 But it’s just not cool. Not in an age where Facebook rules our lives. We’re on display all the time, we’re finally starring in our own movies (complete with soundtracks in the form of status messages), we are fictional characters who check in and take pictures and like things. We can be as perfect and amazing and enviable as we want. We can be James Potter.

 

 And so begins the ‘I-don’t –study-see-I-just-went-for-a-movie’ or the ‘I-was-too-busy-making-out-with-my-new-partner-to-do-that-reading’ or ‘I-am-like-so-brilliant-I-scored-amazingly-in-my-exam-even-though-I-am-too-busy-snorkeling-in-Malaysia-to-read-my-course-books’. It’s absolute anathema to those in the grip of the JPC to be seen opening a book that is not far, far from the concerns of the academic moment. It is unthinkable that they admit to having read the assigned material the night before the tutorial- no, it must be read only half an hour before the scheduled meeting time, because otherwise, people would think they actually studied.
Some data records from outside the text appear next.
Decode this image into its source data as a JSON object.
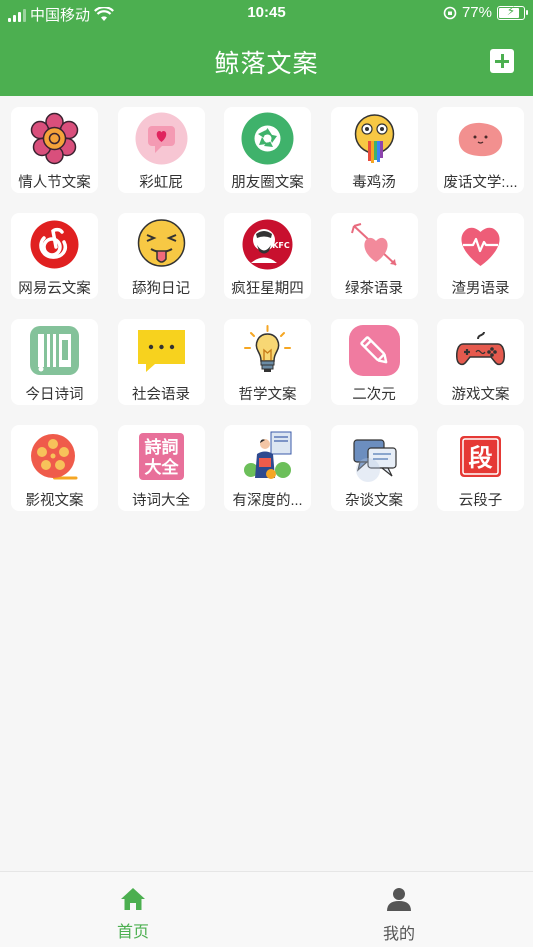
{
  "status_bar": {
    "carrier": "中国移动",
    "time": "10:45",
    "battery": "77%",
    "battery_level": 0.77
  },
  "header": {
    "title": "鲸落文案",
    "add_icon": "plus-square-icon"
  },
  "categories": [
    {
      "label": "情人节文案",
      "icon": "flower-icon"
    },
    {
      "label": "彩虹屁",
      "icon": "heart-chat-icon"
    },
    {
      "label": "朋友圈文案",
      "icon": "camera-aperture-icon"
    },
    {
      "label": "毒鸡汤",
      "icon": "rainbow-vomit-emoji-icon"
    },
    {
      "label": "废话文学:...",
      "icon": "pink-blob-face-icon"
    },
    {
      "label": "网易云文案",
      "icon": "netease-music-icon"
    },
    {
      "label": "舔狗日记",
      "icon": "tongue-out-emoji-icon"
    },
    {
      "label": "疯狂星期四",
      "icon": "kfc-icon"
    },
    {
      "label": "绿茶语录",
      "icon": "heart-arrow-icon"
    },
    {
      "label": "渣男语录",
      "icon": "heartbeat-icon"
    },
    {
      "label": "今日诗词",
      "icon": "poem-scroll-icon"
    },
    {
      "label": "社会语录",
      "icon": "speech-bubble-dots-icon"
    },
    {
      "label": "哲学文案",
      "icon": "lightbulb-icon"
    },
    {
      "label": "二次元",
      "icon": "pencil-icon"
    },
    {
      "label": "游戏文案",
      "icon": "gamepad-icon"
    },
    {
      "label": "影视文案",
      "icon": "film-reel-icon"
    },
    {
      "label": "诗词大全",
      "icon": "poetry-book-icon"
    },
    {
      "label": "有深度的...",
      "icon": "reading-person-icon"
    },
    {
      "label": "杂谈文案",
      "icon": "chat-bubbles-icon"
    },
    {
      "label": "云段子",
      "icon": "duan-character-icon"
    }
  ],
  "tabbar": {
    "home": {
      "label": "首页",
      "icon": "home-icon"
    },
    "me": {
      "label": "我的",
      "icon": "user-icon"
    }
  },
  "colors": {
    "primary": "#4caf50",
    "background": "#f6f6f6"
  }
}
Gasp. That is not to be borne. How would they continue to look cool? Where would the Jamesian spirit be in that?

 

  I could go into a long spiel about the decreasing value of hard work in a society that privileges snapshot success and quick thinking go-getters. I could spend a page boring you with faux sociological theses on the decline of Hufflepuffian ethics and the coolification of Gryffindor daring and Slytherin slickness. These things do tie into the proliferation of the JPC, but a thorough dissection will require a pseudo thesis[ii], not something I think anyone wants to read on a social networking site.

 

I don’t intend to condemn those who suffer the JPC, since I can sympathize with them. To be like James is to have it all, without trying very hard. For a long time, fantasy was held to be the domain of lonely little nerds, who needed tales of underdogs and unlikely foundlings becoming leaders of their people and succeeding where no one else had succeeded before. While the perception of the demographic has changed considerably, we’re still looking for the same things. We want someone who will convince us that no matter how small we are, how lost and confused, we can make a difference.

 

 So while we want to be James Potter, brilliant and popular, we will never admire him the way we admire Harry. For all my self proclaimed brilliance, I can never be James Potter. I’m just not good enough.

 

 But somewhere deep down is the hope that maybe, just maybe, I can be his much less impressive, but so much more heroic son.

 

 

 

 

 

 

[i] The reason I objected to calling the psychological condition the Sirius Black Complex is twofold. First, Sirius is not nearly so lucky as James- he has had a traumatic childhood, been disowned by his family, and rather than a clean death, he was thrown into a soul-sucking prison for twelve years. I think that balances out his gifts. Second, I don’t think any mere mortal compares to him, but you are free to disagree.

 

[ii] I will, hopefully, do just that. Some day.